▶ _Dataset entries_:
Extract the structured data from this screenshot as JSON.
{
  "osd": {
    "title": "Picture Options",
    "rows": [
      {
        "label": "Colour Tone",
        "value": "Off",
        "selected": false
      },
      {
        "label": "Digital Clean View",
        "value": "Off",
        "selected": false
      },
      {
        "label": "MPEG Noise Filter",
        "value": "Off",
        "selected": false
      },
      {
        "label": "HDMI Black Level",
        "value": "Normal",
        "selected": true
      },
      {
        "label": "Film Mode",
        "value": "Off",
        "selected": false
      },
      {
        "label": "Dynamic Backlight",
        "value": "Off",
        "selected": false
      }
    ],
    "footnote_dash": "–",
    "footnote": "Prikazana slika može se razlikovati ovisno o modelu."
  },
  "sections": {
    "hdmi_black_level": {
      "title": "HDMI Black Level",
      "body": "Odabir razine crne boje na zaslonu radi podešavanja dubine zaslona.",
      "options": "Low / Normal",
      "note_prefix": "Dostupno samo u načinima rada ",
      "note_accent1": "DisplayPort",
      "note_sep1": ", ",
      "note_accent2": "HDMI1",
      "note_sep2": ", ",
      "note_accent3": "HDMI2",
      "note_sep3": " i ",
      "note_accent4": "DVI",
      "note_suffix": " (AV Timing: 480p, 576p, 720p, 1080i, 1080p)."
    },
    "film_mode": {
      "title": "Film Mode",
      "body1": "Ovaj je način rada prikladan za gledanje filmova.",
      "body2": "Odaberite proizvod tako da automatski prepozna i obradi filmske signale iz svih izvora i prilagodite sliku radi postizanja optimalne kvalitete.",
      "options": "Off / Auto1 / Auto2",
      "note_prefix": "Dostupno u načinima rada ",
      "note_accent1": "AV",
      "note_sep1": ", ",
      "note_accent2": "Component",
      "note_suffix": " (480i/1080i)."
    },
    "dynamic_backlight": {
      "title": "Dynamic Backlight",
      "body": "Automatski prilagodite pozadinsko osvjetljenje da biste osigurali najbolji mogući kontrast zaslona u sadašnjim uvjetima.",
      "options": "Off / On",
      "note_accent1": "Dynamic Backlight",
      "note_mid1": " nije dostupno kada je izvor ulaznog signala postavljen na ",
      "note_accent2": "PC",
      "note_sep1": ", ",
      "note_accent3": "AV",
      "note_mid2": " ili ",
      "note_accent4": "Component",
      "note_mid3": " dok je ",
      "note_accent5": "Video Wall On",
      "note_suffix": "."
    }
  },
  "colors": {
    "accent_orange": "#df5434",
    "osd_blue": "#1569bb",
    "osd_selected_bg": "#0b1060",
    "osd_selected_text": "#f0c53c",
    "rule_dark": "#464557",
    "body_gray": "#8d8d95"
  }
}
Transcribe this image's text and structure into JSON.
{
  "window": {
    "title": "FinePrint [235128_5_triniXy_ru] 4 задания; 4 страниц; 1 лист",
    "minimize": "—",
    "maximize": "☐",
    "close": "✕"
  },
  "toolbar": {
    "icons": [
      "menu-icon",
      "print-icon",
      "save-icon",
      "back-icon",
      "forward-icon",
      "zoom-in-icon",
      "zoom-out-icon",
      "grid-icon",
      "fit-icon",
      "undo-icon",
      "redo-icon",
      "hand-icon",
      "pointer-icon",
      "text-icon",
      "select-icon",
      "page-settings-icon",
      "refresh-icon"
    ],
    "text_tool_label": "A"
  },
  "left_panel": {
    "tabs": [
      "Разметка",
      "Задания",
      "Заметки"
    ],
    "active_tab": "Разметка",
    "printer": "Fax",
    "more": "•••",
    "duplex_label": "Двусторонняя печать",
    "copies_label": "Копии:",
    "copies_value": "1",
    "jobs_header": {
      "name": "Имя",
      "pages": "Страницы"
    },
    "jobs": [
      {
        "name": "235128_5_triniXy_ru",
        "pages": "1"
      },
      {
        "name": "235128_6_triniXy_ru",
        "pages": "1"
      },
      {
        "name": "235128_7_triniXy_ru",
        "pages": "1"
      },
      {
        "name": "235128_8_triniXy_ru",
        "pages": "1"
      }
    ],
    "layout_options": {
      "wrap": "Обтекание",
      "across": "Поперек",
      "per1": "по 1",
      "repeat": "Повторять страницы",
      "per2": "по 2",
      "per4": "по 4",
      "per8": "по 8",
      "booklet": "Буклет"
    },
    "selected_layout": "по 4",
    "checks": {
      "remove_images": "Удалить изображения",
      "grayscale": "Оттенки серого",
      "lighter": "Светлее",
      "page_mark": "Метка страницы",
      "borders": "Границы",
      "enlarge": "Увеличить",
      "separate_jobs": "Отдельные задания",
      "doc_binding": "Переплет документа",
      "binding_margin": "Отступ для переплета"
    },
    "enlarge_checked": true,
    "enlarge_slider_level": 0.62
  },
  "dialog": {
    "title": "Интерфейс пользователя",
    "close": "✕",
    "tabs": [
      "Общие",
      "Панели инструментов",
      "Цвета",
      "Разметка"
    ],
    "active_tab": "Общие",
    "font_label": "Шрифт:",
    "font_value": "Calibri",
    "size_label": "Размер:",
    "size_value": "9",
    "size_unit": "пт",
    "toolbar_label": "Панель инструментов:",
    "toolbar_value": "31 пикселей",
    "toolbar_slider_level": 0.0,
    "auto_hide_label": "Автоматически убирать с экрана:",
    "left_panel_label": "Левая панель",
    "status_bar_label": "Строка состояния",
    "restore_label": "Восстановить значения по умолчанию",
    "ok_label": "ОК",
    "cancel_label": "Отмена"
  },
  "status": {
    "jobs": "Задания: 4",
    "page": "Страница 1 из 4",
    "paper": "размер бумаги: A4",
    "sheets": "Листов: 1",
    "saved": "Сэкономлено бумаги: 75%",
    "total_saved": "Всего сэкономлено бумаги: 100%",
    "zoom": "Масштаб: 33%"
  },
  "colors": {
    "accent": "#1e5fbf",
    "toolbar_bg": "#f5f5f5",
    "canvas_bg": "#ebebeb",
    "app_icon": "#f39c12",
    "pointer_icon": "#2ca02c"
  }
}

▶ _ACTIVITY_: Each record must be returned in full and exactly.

▶ _ANSWER SPACE_:
Extract the structured data from this screenshot as JSON.
{
  "osd": {
    "title": "Picture Options",
    "rows": [
      {
        "label": "Colour Tone",
        "value": "Off",
        "selected": false
      },
      {
        "label": "Digital Clean View",
        "value": "Off",
        "selected": false
      },
      {
        "label": "MPEG Noise Filter",
        "value": "Off",
        "selected": false
      },
      {
        "label": "HDMI Black Level",
        "value": "Normal",
        "selected": true
      },
      {
        "label": "Film Mode",
        "value": "Off",
        "selected": false
      },
      {
        "label": "Dynamic Backlight",
        "value": "Off",
        "selected": false
      }
    ],
    "footnote_dash": "–",
    "footnote": "Prikazana slika može se razlikovati ovisno o modelu."
  },
  "sections": {
    "hdmi_black_level": {
      "title": "HDMI Black Level",
      "body": "Odabir razine crne boje na zaslonu radi podešavanja dubine zaslona.",
      "options": "Low / Normal",
      "note_prefix": "Dostupno samo u načinima rada ",
      "note_accent1": "DisplayPort",
      "note_sep1": ", ",
      "note_accent2": "HDMI1",
      "note_sep2": ", ",
      "note_accent3": "HDMI2",
      "note_sep3": " i ",
      "note_accent4": "DVI",
      "note_suffix": " (AV Timing: 480p, 576p, 720p, 1080i, 1080p)."
    },
    "film_mode": {
      "title": "Film Mode",
      "body1": "Ovaj je način rada prikladan za gledanje filmova.",
      "body2": "Odaberite proizvod tako da automatski prepozna i obradi filmske signale iz svih izvora i prilagodite sliku radi postizanja optimalne kvalitete.",
      "options": "Off / Auto1 / Auto2",
      "note_prefix": "Dostupno u načinima rada ",
      "note_accent1": "AV",
      "note_sep1": ", ",
      "note_accent2": "Component",
      "note_suffix": " (480i/1080i)."
    },
    "dynamic_backlight": {
      "title": "Dynamic Backlight",
      "body": "Automatski prilagodite pozadinsko osvjetljenje da biste osigurali najbolji mogući kontrast zaslona u sadašnjim uvjetima.",
      "options": "Off / On",
      "note_accent1": "Dynamic Backlight",
      "note_mid1": " nije dostupno kada je izvor ulaznog signala postavljen na ",
      "note_accent2": "PC",
      "note_sep1": ", ",
      "note_accent3": "AV",
      "note_mid2": " ili ",
      "note_accent4": "Component",
      "note_mid3": " dok je ",
      "note_accent5": "Video Wall On",
      "note_suffix": "."
    }
  },
  "colors": {
    "accent_orange": "#df5434",
    "osd_blue": "#1569bb",
    "osd_selected_bg": "#0b1060",
    "osd_selected_text": "#f0c53c",
    "rule_dark": "#464557",
    "body_gray": "#8d8d95"
  }
}
Transcribe this image's text and structure into JSON.
{
  "window": {
    "title": "FinePrint [235128_5_triniXy_ru] 4 задания; 4 страниц; 1 лист",
    "minimize": "—",
    "maximize": "☐",
    "close": "✕"
  },
  "toolbar": {
    "icons": [
      "menu-icon",
      "print-icon",
      "save-icon",
      "back-icon",
      "forward-icon",
      "zoom-in-icon",
      "zoom-out-icon",
      "grid-icon",
      "fit-icon",
      "undo-icon",
      "redo-icon",
      "hand-icon",
      "pointer-icon",
      "text-icon",
      "select-icon",
      "page-settings-icon",
      "refresh-icon"
    ],
    "text_tool_label": "A"
  },
  "left_panel": {
    "tabs": [
      "Разметка",
      "Задания",
      "Заметки"
    ],
    "active_tab": "Разметка",
    "printer": "Fax",
    "more": "•••",
    "duplex_label": "Двусторонняя печать",
    "copies_label": "Копии:",
    "copies_value": "1",
    "jobs_header": {
      "name": "Имя",
      "pages": "Страницы"
    },
    "jobs": [
      {
        "name": "235128_5_triniXy_ru",
        "pages": "1"
      },
      {
        "name": "235128_6_triniXy_ru",
        "pages": "1"
      },
      {
        "name": "235128_7_triniXy_ru",
        "pages": "1"
      },
      {
        "name": "235128_8_triniXy_ru",
        "pages": "1"
      }
    ],
    "layout_options": {
      "wrap": "Обтекание",
      "across": "Поперек",
      "per1": "по 1",
      "repeat": "Повторять страницы",
      "per2": "по 2",
      "per4": "по 4",
      "per8": "по 8",
      "booklet": "Буклет"
    },
    "selected_layout": "по 4",
    "checks": {
      "remove_images": "Удалить изображения",
      "grayscale": "Оттенки серого",
      "lighter": "Светлее",
      "page_mark": "Метка страницы",
      "borders": "Границы",
      "enlarge": "Увеличить",
      "separate_jobs": "Отдельные задания",
      "doc_binding": "Переплет документа",
      "binding_margin": "Отступ для переплета"
    },
    "enlarge_checked": true,
    "enlarge_slider_level": 0.62
  },
  "dialog": {
    "title": "Интерфейс пользователя",
    "close": "✕",
    "tabs": [
      "Общие",
      "Панели инструментов",
      "Цвета",
      "Разметка"
    ],
    "active_tab": "Общие",
    "font_label": "Шрифт:",
    "font_value": "Calibri",
    "size_label": "Размер:",
    "size_value": "9",
    "size_unit": "пт",
    "toolbar_label": "Панель инструментов:",
    "toolbar_value": "31 пикселей",
    "toolbar_slider_level": 0.0,
    "auto_hide_label": "Автоматически убирать с экрана:",
    "left_panel_label": "Левая панель",
    "status_bar_label": "Строка состояния",
    "restore_label": "Восстановить значения по умолчанию",
    "ok_label": "ОК",
    "cancel_label": "Отмена"
  },
  "status": {
    "jobs": "Задания: 4",
    "page": "Страница 1 из 4",
    "paper": "размер бумаги: A4",
    "sheets": "Листов: 1",
    "saved": "Сэкономлено бумаги: 75%",
    "total_saved": "Всего сэкономлено бумаги: 100%",
    "zoom": "Масштаб: 33%"
  },
  "colors": {
    "accent": "#1e5fbf",
    "toolbar_bg": "#f5f5f5",
    "canvas_bg": "#ebebeb",
    "app_icon": "#f39c12",
    "pointer_icon": "#2ca02c"
  }
}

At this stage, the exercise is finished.